• _Excerpted records_
____

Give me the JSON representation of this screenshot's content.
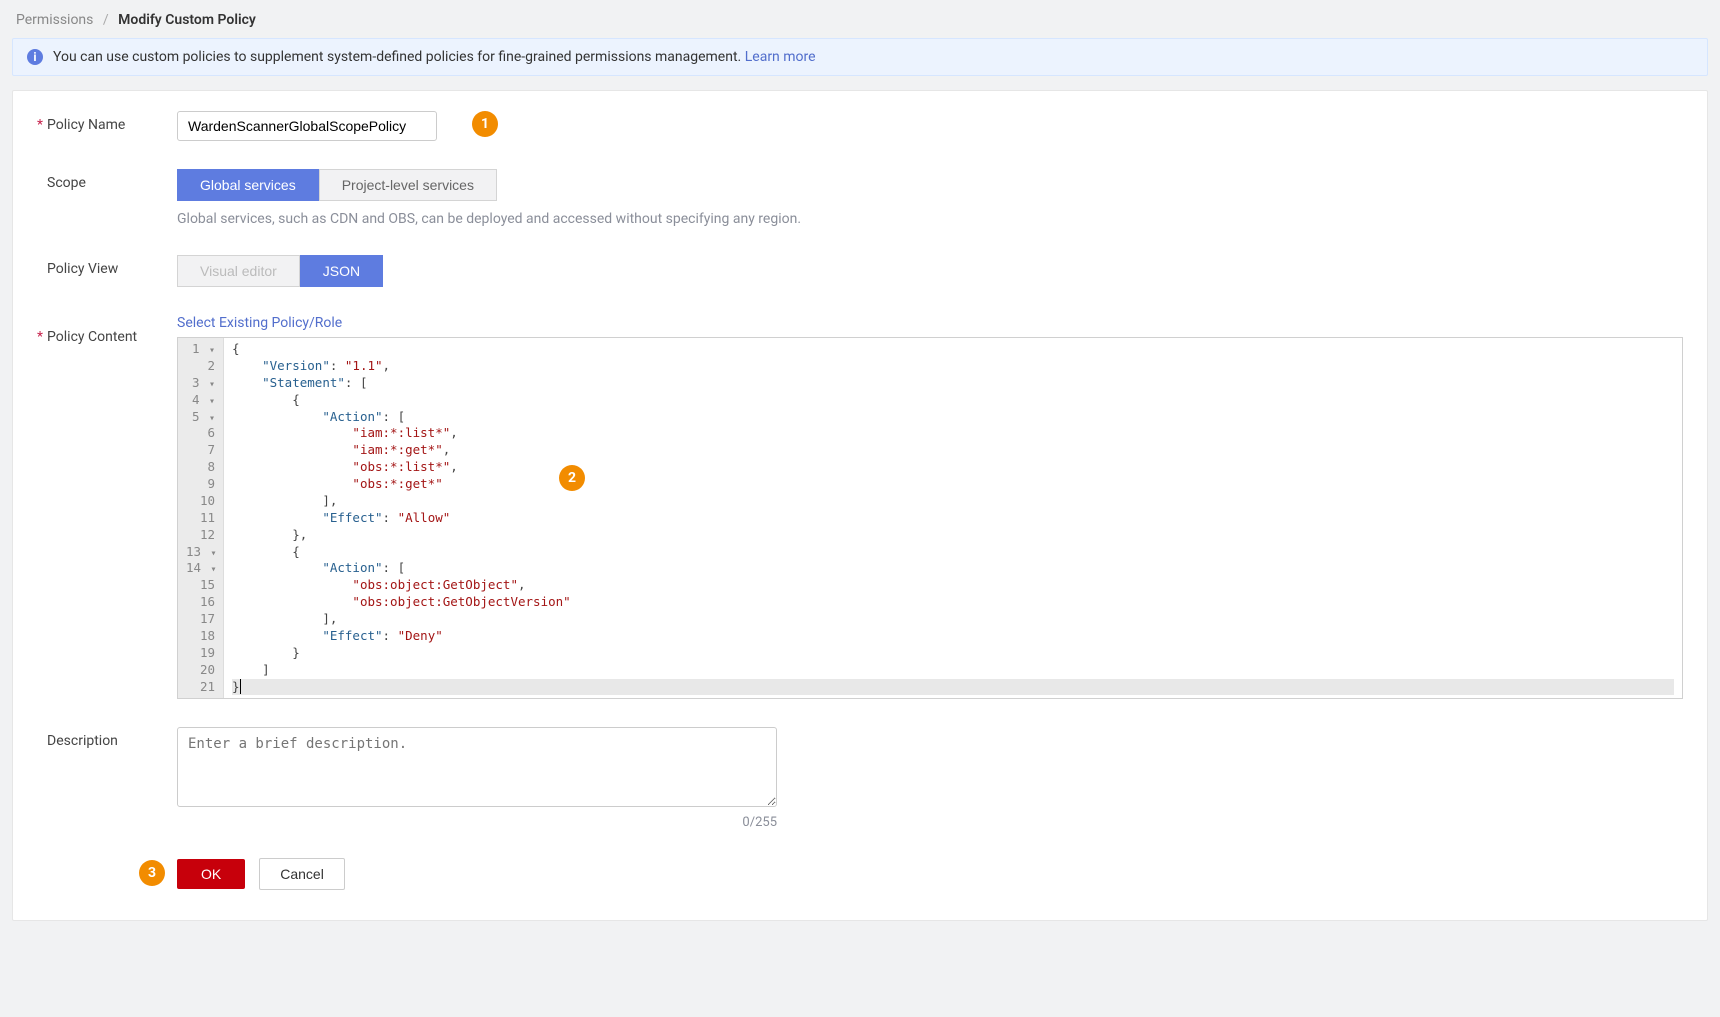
{
  "breadcrumb": {
    "parent": "Permissions",
    "current": "Modify Custom Policy"
  },
  "banner": {
    "text": "You can use custom policies to supplement system-defined policies for fine-grained permissions management.",
    "link": "Learn more"
  },
  "form": {
    "policy_name_label": "Policy Name",
    "policy_name_value": "WardenScannerGlobalScopePolicy",
    "scope_label": "Scope",
    "scope_options": [
      "Global services",
      "Project-level services"
    ],
    "scope_hint": "Global services, such as CDN and OBS, can be deployed and accessed without specifying any region.",
    "view_label": "Policy View",
    "view_options": [
      "Visual editor",
      "JSON"
    ],
    "content_label": "Policy Content",
    "select_existing": "Select Existing Policy/Role",
    "description_label": "Description",
    "description_placeholder": "Enter a brief description.",
    "char_count": "0/255"
  },
  "editor": {
    "line_numbers": [
      "1",
      "2",
      "3",
      "4",
      "5",
      "6",
      "7",
      "8",
      "9",
      "10",
      "11",
      "12",
      "13",
      "14",
      "15",
      "16",
      "17",
      "18",
      "19",
      "20",
      "21"
    ],
    "fold_lines": [
      1,
      3,
      4,
      5,
      13,
      14
    ],
    "json_content": {
      "Version": "1.1",
      "Statement": [
        {
          "Action": [
            "iam:*:list*",
            "iam:*:get*",
            "obs:*:list*",
            "obs:*:get*"
          ],
          "Effect": "Allow"
        },
        {
          "Action": [
            "obs:object:GetObject",
            "obs:object:GetObjectVersion"
          ],
          "Effect": "Deny"
        }
      ]
    }
  },
  "buttons": {
    "ok": "OK",
    "cancel": "Cancel"
  },
  "annotations": {
    "a1": "1",
    "a2": "2",
    "a3": "3"
  }
}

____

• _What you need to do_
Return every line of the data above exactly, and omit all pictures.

• _Answer section_
Give me the JSON representation of this screenshot's content.
{
  "breadcrumb": {
    "parent": "Permissions",
    "current": "Modify Custom Policy"
  },
  "banner": {
    "text": "You can use custom policies to supplement system-defined policies for fine-grained permissions management.",
    "link": "Learn more"
  },
  "form": {
    "policy_name_label": "Policy Name",
    "policy_name_value": "WardenScannerGlobalScopePolicy",
    "scope_label": "Scope",
    "scope_options": [
      "Global services",
      "Project-level services"
    ],
    "scope_hint": "Global services, such as CDN and OBS, can be deployed and accessed without specifying any region.",
    "view_label": "Policy View",
    "view_options": [
      "Visual editor",
      "JSON"
    ],
    "content_label": "Policy Content",
    "select_existing": "Select Existing Policy/Role",
    "description_label": "Description",
    "description_placeholder": "Enter a brief description.",
    "char_count": "0/255"
  },
  "editor": {
    "line_numbers": [
      "1",
      "2",
      "3",
      "4",
      "5",
      "6",
      "7",
      "8",
      "9",
      "10",
      "11",
      "12",
      "13",
      "14",
      "15",
      "16",
      "17",
      "18",
      "19",
      "20",
      "21"
    ],
    "fold_lines": [
      1,
      3,
      4,
      5,
      13,
      14
    ],
    "json_content": {
      "Version": "1.1",
      "Statement": [
        {
          "Action": [
            "iam:*:list*",
            "iam:*:get*",
            "obs:*:list*",
            "obs:*:get*"
          ],
          "Effect": "Allow"
        },
        {
          "Action": [
            "obs:object:GetObject",
            "obs:object:GetObjectVersion"
          ],
          "Effect": "Deny"
        }
      ]
    }
  },
  "buttons": {
    "ok": "OK",
    "cancel": "Cancel"
  },
  "annotations": {
    "a1": "1",
    "a2": "2",
    "a3": "3"
  }
}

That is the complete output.